Invisible Man, by Ralph Ellison

Published in 1952, Ralph Ellison’s coming-of-age novel Invisible Man is considered to be one of the best English-language novels of the 20th century and was one of the first of its type to really call to question what it meant to be black in American.

Told from the perspective of an unnamed narrator, Invisible Man follows his story as he progresses through life striving to be seen as a valuable human in a world where the odds are invariably stacked against him.

Subject to much critical acclaim and even used as a model for former US president Barack Obama’s memoir, Invisible Man drew to attention the systemic racism that plagued the United States in the 1950s and earlier and will inform readers of the racism that the country is still fraught with today.

Again, though not a lighthearted read, Ralph Ellison’s Invisible Man is one of the most important novels you could read if you’re looking for books like The Help, as it will put into perspective the actual plight of people of colour in America.

Between the World and Me, by Ta-Nehesi Coates

A winner of the 2015 National Book Award and a finalist for the 2016 Pulitzer Prize, Ta-Nahesi Coate’s 2015 autobiography Between the World and Me is an excellent book to read if you are looking for something similar to The Help.
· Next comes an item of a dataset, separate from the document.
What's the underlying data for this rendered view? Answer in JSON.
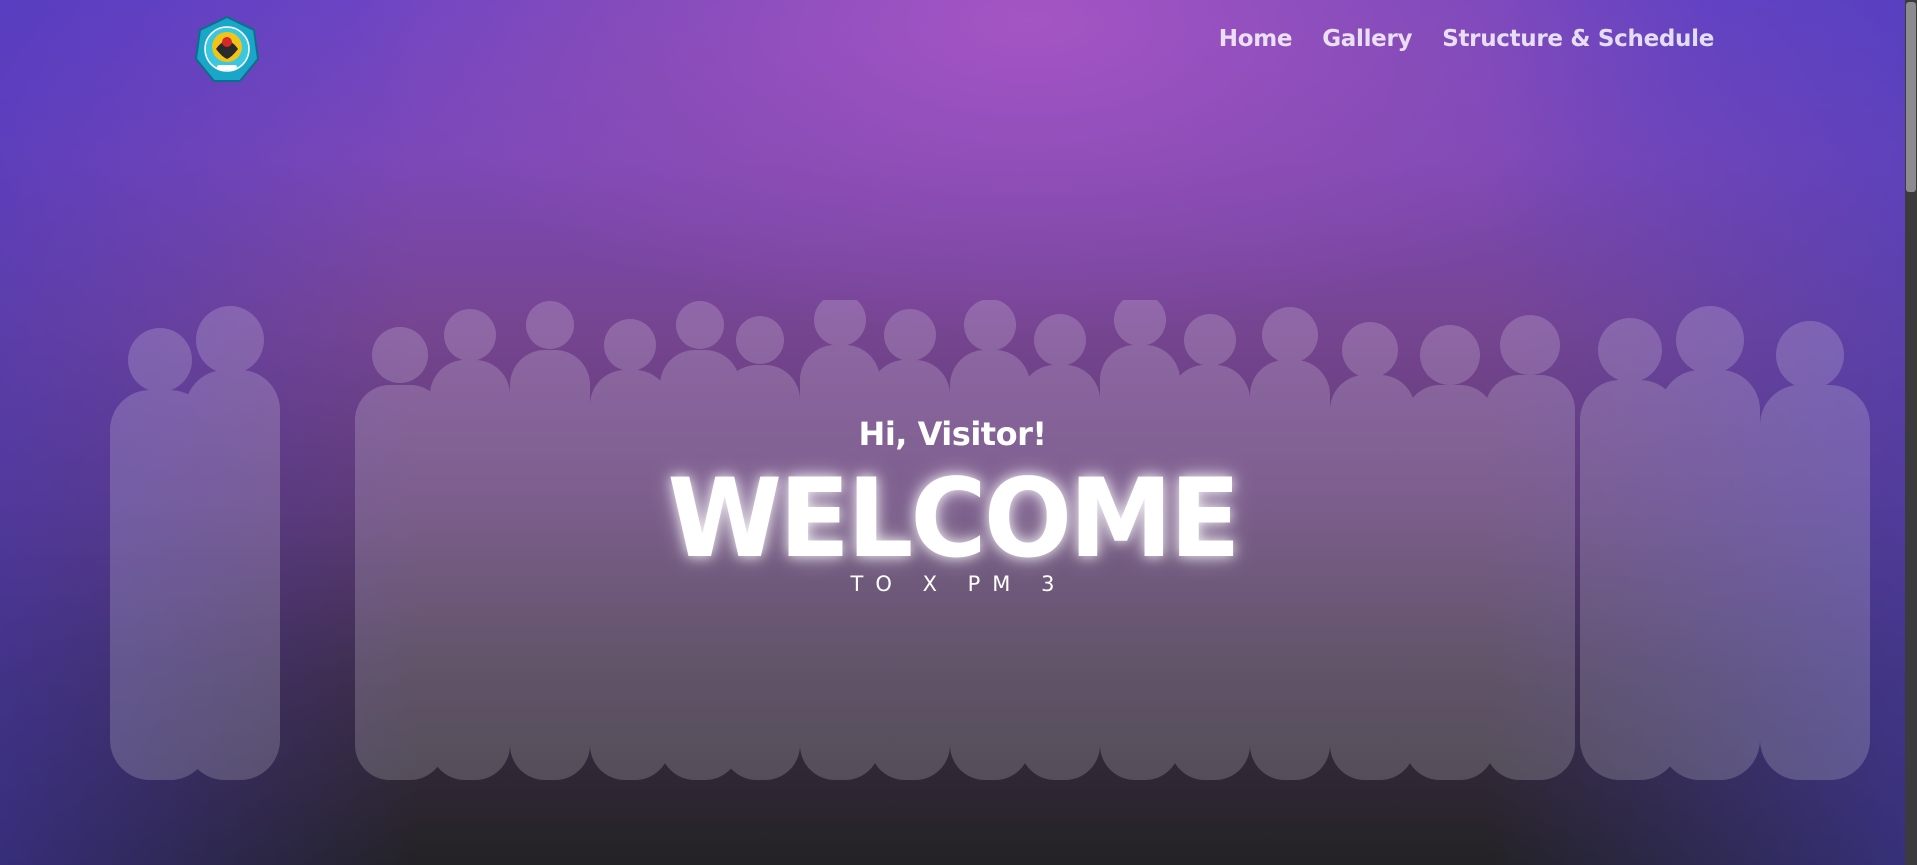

Written in the form of a long letter to his son, Between the World and Me is an excellently-written contemplation of exactly what it means to be black in America. The novel follows his life in three parts and includes his views on all sorts of philosophies regarding racial equality and integration in the United States.

If, after reading The Help, you want to get a more well-rounded view on race in American, then make sure to pick up a copy of Between the World and Me.

The Bluest Eye, by Toni Morrison

As one of the most acclaimed black novelists in modern American literature, Toni Morrison’s debut 1970 novel The Bluest Eye is one of the best novels to read if you’re looking for books like The Help.

This novel follows Pecola, a young black girl growing up in a largely white Anglo-Saxon Protestant community in Ohio and the inferiority complexes she develops due to her race.

Because of the themes and topics it covers including race relations and systemic racism, incest, abuse, and strong language, The Bluest Eye has been challenged and removed from numerous school libraries and curriculums throughout the year and it continually sees itself on the American Library Association’s list of most frequently challenged books.

Controversy aside, there is no denying the Toni Morrison’s The Bluest Eye is an excellent book to read if you want to know more about what it’s like to be a black woman in America and you want a more well-rounded picture of race in the US than The Help can give you.

Finding books like The Help isn’t a difficult task, as there are many books about what life is and was like in white-dominated societies for people of colour.

Are you looking for books like The Help? Have you read any that didn’t make the list? Let us know in the comments!

Like It? Pin It!

Maggie is the co-founder and writer of Books Like This One, a website helping you find more books to read! She loves reading fiction, fantasy and classic novels.

Leave a Comment